Start of Provided records
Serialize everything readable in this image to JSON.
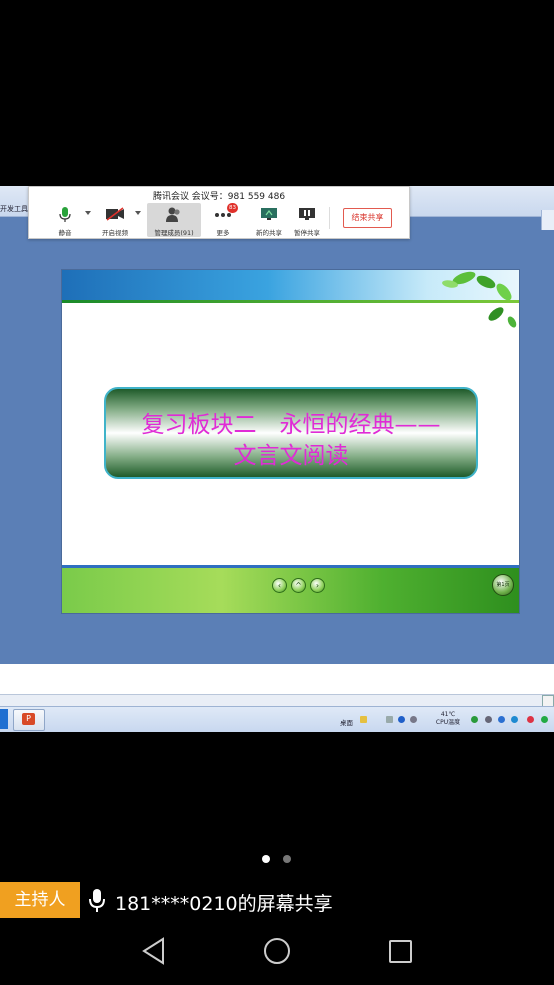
{
  "meeting": {
    "title": "腾讯会议 会议号：981 559 486",
    "buttons": {
      "mute": "静音",
      "video": "开启视频",
      "members": "管理成员(91)",
      "more": "更多",
      "more_badge": "83",
      "new_share": "新的共享",
      "pause_share": "暂停共享",
      "end_share": "结束共享"
    }
  },
  "ppt": {
    "ribbon_label": "开发工具"
  },
  "slide": {
    "title_line1": "复习板块二　永恒的经典——",
    "title_line2": "文言文阅读",
    "nav_prev": "‹",
    "nav_up": "^",
    "nav_next": "›",
    "page_label": "第1页",
    "title_color": "#e02bd6"
  },
  "taskbar": {
    "desktop_label": "桌面",
    "temp_value": "41℃",
    "temp_label": "CPU温度"
  },
  "overlay": {
    "host_badge": "主持人",
    "share_label": "181****0210的屏幕共享",
    "host_color": "#f0a020"
  },
  "icons": [
    "mic-icon",
    "camera-off-icon",
    "members-icon",
    "more-icon",
    "share-screen-icon",
    "pause-icon",
    "back-icon",
    "home-icon",
    "recent-apps-icon"
  ]
}
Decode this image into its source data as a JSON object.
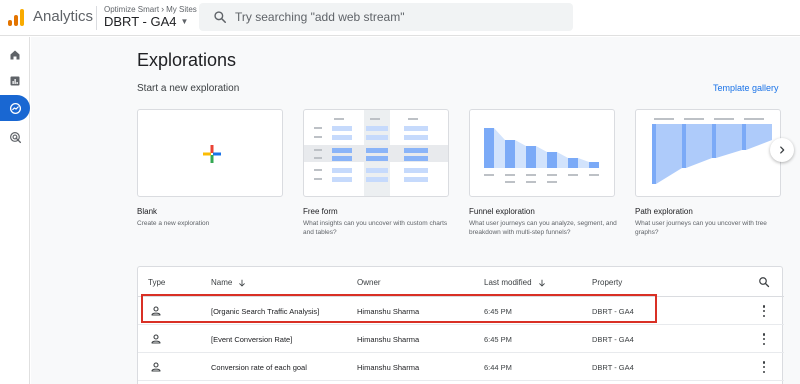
{
  "header": {
    "app_title": "Analytics",
    "breadcrumb": [
      "Optimize Smart",
      "My Sites"
    ],
    "breadcrumb_sep": "›",
    "property_name": "DBRT - GA4",
    "search_placeholder": "Try searching \"add web stream\""
  },
  "nav": {
    "items": [
      {
        "icon": "home-icon"
      },
      {
        "icon": "reports-icon"
      },
      {
        "icon": "explore-icon",
        "active": true
      },
      {
        "icon": "advertising-icon"
      }
    ],
    "accent_color": "#1967d2"
  },
  "main": {
    "title": "Explorations",
    "section_title": "Start a new exploration",
    "template_link": "Template gallery",
    "cards": [
      {
        "title": "Blank",
        "desc": "Create a new exploration",
        "icon": "plus-icon"
      },
      {
        "title": "Free form",
        "desc": "What insights can you uncover with custom charts and tables?"
      },
      {
        "title": "Funnel exploration",
        "desc": "What user journeys can you analyze, segment, and breakdown with multi-step funnels?"
      },
      {
        "title": "Path exploration",
        "desc": "What user journeys can you uncover with tree graphs?"
      }
    ]
  },
  "table": {
    "columns": {
      "type": "Type",
      "name": "Name",
      "owner": "Owner",
      "modified": "Last modified",
      "property": "Property"
    },
    "rows": [
      {
        "name": "[Organic Search Traffic Analysis]",
        "owner": "Himanshu Sharma",
        "modified": "6:45 PM",
        "property": "DBRT - GA4",
        "highlighted": true
      },
      {
        "name": "[Event Conversion Rate]",
        "owner": "Himanshu Sharma",
        "modified": "6:45 PM",
        "property": "DBRT - GA4"
      },
      {
        "name": "Conversion rate of each goal",
        "owner": "Himanshu Sharma",
        "modified": "6:44 PM",
        "property": "DBRT - GA4"
      }
    ],
    "highlight_color": "#d93025"
  }
}
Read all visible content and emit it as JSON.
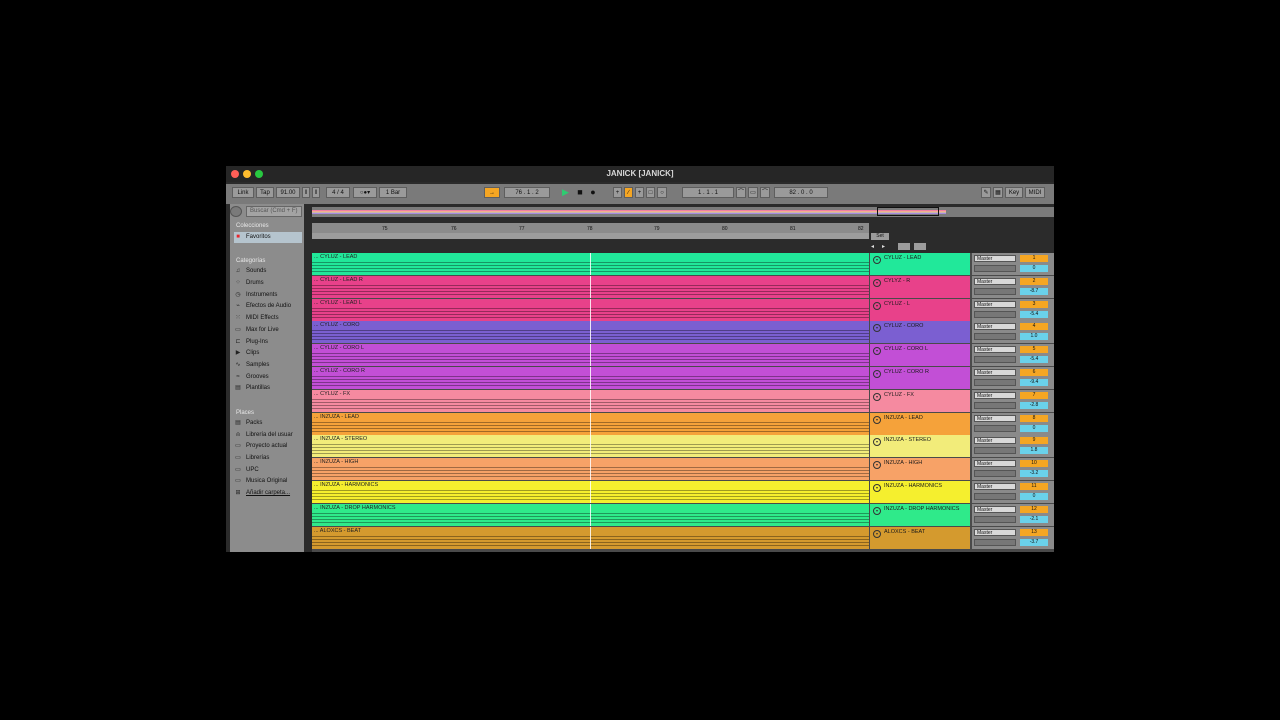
{
  "window": {
    "title": "JANICK  [JANICK]"
  },
  "transport": {
    "link": "Link",
    "tap": "Tap",
    "tempo": "91.00",
    "signature": "4 / 4",
    "quantize": "1 Bar",
    "position": "76 .  1 .  2",
    "loop_start": "1 .  1 .  1",
    "loop_length": "82 .  0 .  0",
    "key": "Key",
    "midi": "MIDI"
  },
  "browser": {
    "search_placeholder": "Buscar (Cmd + F)",
    "collections_label": "Colecciones",
    "favorites": "Favoritos",
    "categories_label": "Categorías",
    "categories": [
      {
        "label": "Sounds",
        "icon": "music-note-icon"
      },
      {
        "label": "Drums",
        "icon": "drums-icon"
      },
      {
        "label": "Instruments",
        "icon": "instrument-icon"
      },
      {
        "label": "Efectos de Audio",
        "icon": "audio-effect-icon"
      },
      {
        "label": "MIDI Effects",
        "icon": "midi-effect-icon"
      },
      {
        "label": "Max for Live",
        "icon": "max-icon"
      },
      {
        "label": "Plug-Ins",
        "icon": "plugin-icon"
      },
      {
        "label": "Clips",
        "icon": "clip-icon"
      },
      {
        "label": "Samples",
        "icon": "sample-icon"
      },
      {
        "label": "Grooves",
        "icon": "groove-icon"
      },
      {
        "label": "Plantillas",
        "icon": "template-icon"
      }
    ],
    "places_label": "Places",
    "places": [
      {
        "label": "Packs"
      },
      {
        "label": "Librería del usuar"
      },
      {
        "label": "Proyecto actual"
      },
      {
        "label": "Librerías"
      },
      {
        "label": "UPC"
      },
      {
        "label": "Musica Original"
      },
      {
        "label": "Añadir carpeta..."
      }
    ]
  },
  "ruler": {
    "bars": [
      "75",
      "76",
      "77",
      "78",
      "79",
      "80",
      "81",
      "82"
    ],
    "set_label": "Set"
  },
  "tracks": [
    {
      "clip": "... CYLUZ - LEAD",
      "name": "CYLUZ - LEAD",
      "color": "#21e89a",
      "output": "Master",
      "number": "1",
      "volume": "0"
    },
    {
      "clip": "... CYLUZ - LEAD R",
      "name": "CYLYZ - R",
      "color": "#e8418a",
      "output": "Master",
      "number": "2",
      "volume": "-8.7"
    },
    {
      "clip": "... CYLUZ - LEAD L",
      "name": "CYLUZ - L",
      "color": "#e8418a",
      "output": "Master",
      "number": "3",
      "volume": "-5.4"
    },
    {
      "clip": "... CYLUZ - CORO",
      "name": "CYLUZ - CORO",
      "color": "#7b5fd1",
      "output": "Master",
      "number": "4",
      "volume": "1.0"
    },
    {
      "clip": "... CYLUZ - CORO L",
      "name": "CYLUZ - CORO L",
      "color": "#c24fd6",
      "output": "Master",
      "number": "5",
      "volume": "-5.4"
    },
    {
      "clip": "... CYLUZ - CORO R",
      "name": "CYLUZ - CORO R",
      "color": "#c24fd6",
      "output": "Master",
      "number": "6",
      "volume": "-9.4"
    },
    {
      "clip": "... CYLUZ - FX",
      "name": "CYLUZ - FX",
      "color": "#f58aa0",
      "output": "Master",
      "number": "7",
      "volume": "-2.8"
    },
    {
      "clip": "... INZUZA - LEAD",
      "name": "INZUZA - LEAD",
      "color": "#f5a23a",
      "output": "Master",
      "number": "8",
      "volume": "0"
    },
    {
      "clip": "... INZUZA - STEREO",
      "name": "INZUZA - STEREO",
      "color": "#f2ec7a",
      "output": "Master",
      "number": "9",
      "volume": "1.8"
    },
    {
      "clip": "... INZUZA - HIGH",
      "name": "INZUZA - HIGH",
      "color": "#f7a267",
      "output": "Master",
      "number": "10",
      "volume": "-3.2"
    },
    {
      "clip": "... INZUZA - HARMONICS",
      "name": "INZUZA - HARMONICS",
      "color": "#f5ef2e",
      "output": "Master",
      "number": "11",
      "volume": "0"
    },
    {
      "clip": "... INZUZA - DROP HARMONICS",
      "name": "INZUZA - DROP HARMONICS",
      "color": "#2fea8a",
      "output": "Master",
      "number": "12",
      "volume": "-2.1"
    },
    {
      "clip": "... ALOXCS - BEAT",
      "name": "ALOXCS - BEAT",
      "color": "#d49a2e",
      "output": "Master",
      "number": "13",
      "volume": "-3.7"
    }
  ]
}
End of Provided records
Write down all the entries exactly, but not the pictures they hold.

Serialize everything readable in this image to JSON.
{
  "meeting": {
    "title": "腾讯会议 会议号：981 559 486",
    "buttons": {
      "mute": "静音",
      "video": "开启视频",
      "members": "管理成员(91)",
      "more": "更多",
      "more_badge": "83",
      "new_share": "新的共享",
      "pause_share": "暂停共享",
      "end_share": "结束共享"
    }
  },
  "ppt": {
    "ribbon_label": "开发工具"
  },
  "slide": {
    "title_line1": "复习板块二　永恒的经典——",
    "title_line2": "文言文阅读",
    "nav_prev": "‹",
    "nav_up": "^",
    "nav_next": "›",
    "page_label": "第1页",
    "title_color": "#e02bd6"
  },
  "taskbar": {
    "desktop_label": "桌面",
    "temp_value": "41℃",
    "temp_label": "CPU温度"
  },
  "overlay": {
    "host_badge": "主持人",
    "share_label": "181****0210的屏幕共享",
    "host_color": "#f0a020"
  },
  "icons": [
    "mic-icon",
    "camera-off-icon",
    "members-icon",
    "more-icon",
    "share-screen-icon",
    "pause-icon",
    "back-icon",
    "home-icon",
    "recent-apps-icon"
  ]
}
Decode this image into its source data as a JSON object.
{
  "header": {
    "app_title": "Analytics",
    "breadcrumb": [
      "Optimize Smart",
      "My Sites"
    ],
    "breadcrumb_sep": "›",
    "property_name": "DBRT - GA4",
    "search_placeholder": "Try searching \"add web stream\""
  },
  "nav": {
    "items": [
      {
        "icon": "home-icon"
      },
      {
        "icon": "reports-icon"
      },
      {
        "icon": "explore-icon",
        "active": true
      },
      {
        "icon": "advertising-icon"
      }
    ],
    "accent_color": "#1967d2"
  },
  "main": {
    "title": "Explorations",
    "section_title": "Start a new exploration",
    "template_link": "Template gallery",
    "cards": [
      {
        "title": "Blank",
        "desc": "Create a new exploration",
        "icon": "plus-icon"
      },
      {
        "title": "Free form",
        "desc": "What insights can you uncover with custom charts and tables?"
      },
      {
        "title": "Funnel exploration",
        "desc": "What user journeys can you analyze, segment, and breakdown with multi-step funnels?"
      },
      {
        "title": "Path exploration",
        "desc": "What user journeys can you uncover with tree graphs?"
      }
    ]
  },
  "table": {
    "columns": {
      "type": "Type",
      "name": "Name",
      "owner": "Owner",
      "modified": "Last modified",
      "property": "Property"
    },
    "rows": [
      {
        "name": "[Organic Search Traffic Analysis]",
        "owner": "Himanshu Sharma",
        "modified": "6:45 PM",
        "property": "DBRT - GA4",
        "highlighted": true
      },
      {
        "name": "[Event Conversion Rate]",
        "owner": "Himanshu Sharma",
        "modified": "6:45 PM",
        "property": "DBRT - GA4"
      },
      {
        "name": "Conversion rate of each goal",
        "owner": "Himanshu Sharma",
        "modified": "6:44 PM",
        "property": "DBRT - GA4"
      }
    ],
    "highlight_color": "#d93025"
  }
}
Read all visible content and emit it as JSON.
{
  "window": {
    "title": "JANICK  [JANICK]"
  },
  "transport": {
    "link": "Link",
    "tap": "Tap",
    "tempo": "91.00",
    "signature": "4 / 4",
    "quantize": "1 Bar",
    "position": "76 .  1 .  2",
    "loop_start": "1 .  1 .  1",
    "loop_length": "82 .  0 .  0",
    "key": "Key",
    "midi": "MIDI"
  },
  "browser": {
    "search_placeholder": "Buscar (Cmd + F)",
    "collections_label": "Colecciones",
    "favorites": "Favoritos",
    "categories_label": "Categorías",
    "categories": [
      {
        "label": "Sounds",
        "icon": "music-note-icon"
      },
      {
        "label": "Drums",
        "icon": "drums-icon"
      },
      {
        "label": "Instruments",
        "icon": "instrument-icon"
      },
      {
        "label": "Efectos de Audio",
        "icon": "audio-effect-icon"
      },
      {
        "label": "MIDI Effects",
        "icon": "midi-effect-icon"
      },
      {
        "label": "Max for Live",
        "icon": "max-icon"
      },
      {
        "label": "Plug-Ins",
        "icon": "plugin-icon"
      },
      {
        "label": "Clips",
        "icon": "clip-icon"
      },
      {
        "label": "Samples",
        "icon": "sample-icon"
      },
      {
        "label": "Grooves",
        "icon": "groove-icon"
      },
      {
        "label": "Plantillas",
        "icon": "template-icon"
      }
    ],
    "places_label": "Places",
    "places": [
      {
        "label": "Packs"
      },
      {
        "label": "Librería del usuar"
      },
      {
        "label": "Proyecto actual"
      },
      {
        "label": "Librerías"
      },
      {
        "label": "UPC"
      },
      {
        "label": "Musica Original"
      },
      {
        "label": "Añadir carpeta..."
      }
    ]
  },
  "ruler": {
    "bars": [
      "75",
      "76",
      "77",
      "78",
      "79",
      "80",
      "81",
      "82"
    ],
    "set_label": "Set"
  },
  "tracks": [
    {
      "clip": "... CYLUZ - LEAD",
      "name": "CYLUZ - LEAD",
      "color": "#21e89a",
      "output": "Master",
      "number": "1",
      "volume": "0"
    },
    {
      "clip": "... CYLUZ - LEAD R",
      "name": "CYLYZ - R",
      "color": "#e8418a",
      "output": "Master",
      "number": "2",
      "volume": "-8.7"
    },
    {
      "clip": "... CYLUZ - LEAD L",
      "name": "CYLUZ - L",
      "color": "#e8418a",
      "output": "Master",
      "number": "3",
      "volume": "-5.4"
    },
    {
      "clip": "... CYLUZ - CORO",
      "name": "CYLUZ - CORO",
      "color": "#7b5fd1",
      "output": "Master",
      "number": "4",
      "volume": "1.0"
    },
    {
      "clip": "... CYLUZ - CORO L",
      "name": "CYLUZ - CORO L",
      "color": "#c24fd6",
      "output": "Master",
      "number": "5",
      "volume": "-5.4"
    },
    {
      "clip": "... CYLUZ - CORO R",
      "name": "CYLUZ - CORO R",
      "color": "#c24fd6",
      "output": "Master",
      "number": "6",
      "volume": "-9.4"
    },
    {
      "clip": "... CYLUZ - FX",
      "name": "CYLUZ - FX",
      "color": "#f58aa0",
      "output": "Master",
      "number": "7",
      "volume": "-2.8"
    },
    {
      "clip": "... INZUZA - LEAD",
      "name": "INZUZA - LEAD",
      "color": "#f5a23a",
      "output": "Master",
      "number": "8",
      "volume": "0"
    },
    {
      "clip": "... INZUZA - STEREO",
      "name": "INZUZA - STEREO",
      "color": "#f2ec7a",
      "output": "Master",
      "number": "9",
      "volume": "1.8"
    },
    {
      "clip": "... INZUZA - HIGH",
      "name": "INZUZA - HIGH",
      "color": "#f7a267",
      "output": "Master",
      "number": "10",
      "volume": "-3.2"
    },
    {
      "clip": "... INZUZA - HARMONICS",
      "name": "INZUZA - HARMONICS",
      "color": "#f5ef2e",
      "output": "Master",
      "number": "11",
      "volume": "0"
    },
    {
      "clip": "... INZUZA - DROP HARMONICS",
      "name": "INZUZA - DROP HARMONICS",
      "color": "#2fea8a",
      "output": "Master",
      "number": "12",
      "volume": "-2.1"
    },
    {
      "clip": "... ALOXCS - BEAT",
      "name": "ALOXCS - BEAT",
      "color": "#d49a2e",
      "output": "Master",
      "number": "13",
      "volume": "-3.7"
    }
  ]
}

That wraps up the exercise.